‘Deep Nostalgia’ AI tech animates old photos and brings them to life

The online genealogy company MyHeritage has launched a new AI-powered service, Deep Nostalgia. This new service animates family photos (or other photos, as we’ll see) to allow users to ‘experience your family history like never before.’

Deep Nostalgia uses AI licensed from D-ID to turn still images into animated photos like the Live Photos feature in iOS portraits in the ‘Harry Potter’ films. Deep Nostalgia relies upon videos of facial animations, which the AI then applies to a still image. For example, an old black and white portrait of a man looking off-camera comes to life, with the subject moving his head, blinking and smiling at the camera.

MyHeritage prepared several drivers for Deep Nostalgia, which are then applied to a face in a still photo. You can animate all the faces in a photo, such as in a family portrait, although a separate animation must be created for each face. The technology automatically selects an animation sequence for a face, but users can select a different sequence as well. The animation sequences are based on genuine human gestures. Different MyHeritage employees are the foundation for many of the animation sequences.

To try Deep Nostalgia for yourself, you must sign up for a free MyHeritage account.
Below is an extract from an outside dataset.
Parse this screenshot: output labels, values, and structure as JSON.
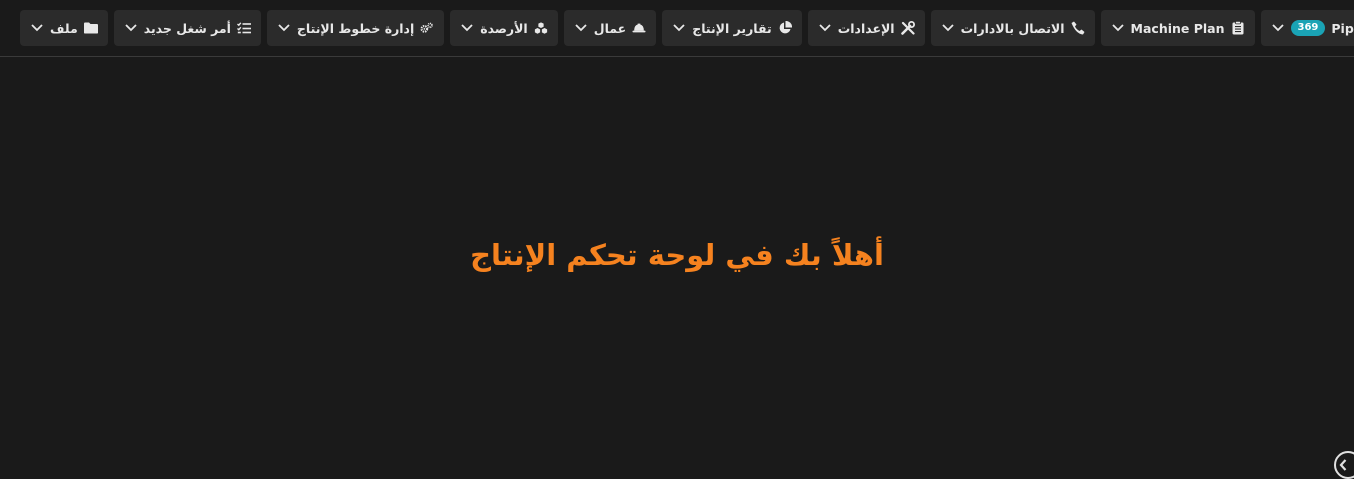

Once you sign up, you can begin uploading images, which are animated and turned into a GIF. If you don’t do the full signup process, MyHeritage states that any images you upload will be deleted automatically to protect the user’s privacy. If you are uploading small or blurry images, MyHeritage’s Photo Enhancer will enhance your photos before the animation is applied, as Deep Heritage requires a high-resolution face.

It’s a neat idea to be able to bring old photos back to life. For many, their only connection to family members featured in old photographs is the image itself. They may never have seen them in person. In many cases, including those shared by different users on Twitter, Deep Nostalgia produces pretty impressive results.

As pointed out by The Verge, not everyone is using the service to add life-like qualities to antiquated family photos. Twitter user Flint Dibble opted instead to upload photos of statues from the Acropolis Museum in Athens. If you’ve ever wanted to see a statue of Alexander the Great move and blink, now you can. As Kim Lyons of The Verge asks, ‘I wonder if perhaps there are some photos best left un-animated?’

Jokes aside, Deep Nostalgia is a fascinating technology that can create impressive results. Photographs are the lasting connection we collectively have to our past. When our photos are of lost loved ones, the images take on a much deeper meaning. For some, seeing someone blink and smile again may feel morbid or odd, but it may be a special experience for others.

As MyHeritage writes, ‘Some people love the Deep Nostalgia feature and consider it magical, while others find it creepy and dislike it. Indeed, the results can be controversial, and it’s hard to stay indifferent to this technology.’ To try it for yourself, head over to MyHeritage.